The IndaPlant Project is an exemplar because it merges plants and robots in a way that creates an automated environment focused on the nurture of the plants. IndaPlant required adapting innovations from computer science and robotics in order to decode the plant-generated bio-information, and model solutions that allowed the plant-robots to seek sunlight and water. The floraborgs (plant robots) developed in the project could allow for automated biodomes that would benefit plants and humans alike. This project presents promising advances for sustainable agriculture.
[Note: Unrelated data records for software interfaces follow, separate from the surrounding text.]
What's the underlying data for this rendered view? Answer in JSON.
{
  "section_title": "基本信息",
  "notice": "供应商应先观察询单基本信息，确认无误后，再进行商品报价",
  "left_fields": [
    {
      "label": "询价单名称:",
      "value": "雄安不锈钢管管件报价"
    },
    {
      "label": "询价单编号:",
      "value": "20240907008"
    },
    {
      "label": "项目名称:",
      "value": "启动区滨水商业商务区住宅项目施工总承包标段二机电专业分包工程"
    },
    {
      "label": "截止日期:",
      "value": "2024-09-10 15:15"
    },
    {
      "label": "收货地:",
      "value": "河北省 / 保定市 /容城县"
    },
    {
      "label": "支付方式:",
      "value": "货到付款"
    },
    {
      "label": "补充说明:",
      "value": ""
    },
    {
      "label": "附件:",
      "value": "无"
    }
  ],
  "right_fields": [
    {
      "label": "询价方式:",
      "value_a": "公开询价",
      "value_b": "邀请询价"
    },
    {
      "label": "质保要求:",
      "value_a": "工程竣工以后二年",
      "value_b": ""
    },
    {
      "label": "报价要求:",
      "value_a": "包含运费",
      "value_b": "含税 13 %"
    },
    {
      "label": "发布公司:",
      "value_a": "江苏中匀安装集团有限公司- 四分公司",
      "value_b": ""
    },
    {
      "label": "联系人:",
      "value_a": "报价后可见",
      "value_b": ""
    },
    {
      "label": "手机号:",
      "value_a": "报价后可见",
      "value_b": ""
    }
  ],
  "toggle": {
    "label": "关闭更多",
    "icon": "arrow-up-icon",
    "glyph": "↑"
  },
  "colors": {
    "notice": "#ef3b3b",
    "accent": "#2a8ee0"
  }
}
The IndaPlant Project: An Act Of Trans-Species Giving—originally beginning as a collaboration between the myself and the engineer Dr. Qingze Zou—is designed to facilitate the free movement and metabolic function of ordinary houseplants. In this effort, we have have successfully created a floraborg, a term we coined to describe an entity that is part plant and part robot. This work has recently led to the creation of a larger team which now includes the biologist Dr. Simeon Kotchoni and the computer scientist Dr. Ahmed Elgammal. Our group is currently working on the creation of a floraborg biocyber interface. Addressing the super sensory capacities of plants, this interface allows humans to decipher plant-based information on ecosystem health, the effects of climate change and air pollution. In this capacity, the IndaPlant may allow us to model and support environments that are able to sustain humans and plants alike. A video of the current project plant community can be viewed at https://vimeo.com/90457796.
At the project’s inception, I initially intended to mount the plants on light-seeking Brattenberg vehicles. Originally created through a series of thought exercises by the Italian/Australian Cyberneticist Valentino Brattenberg, these simple vehicles utilize a basic schematic for attraction and avoidance. Once the IndaPlant team began considering the possibilities inherent in the creation of a floraborg however, we realized that we could instead wire the vehicle through an Arduino board. This current configuration not only allows for species-specific programming but also supports simple adaptive behavior, in the form of machine learning. The current IndaPlant community consists of three data-sharing, light-sensing, robotic vehicles, each of which can respond to the needs of a potted plant by moving it around in three-dimensional space in search of sunlight and water.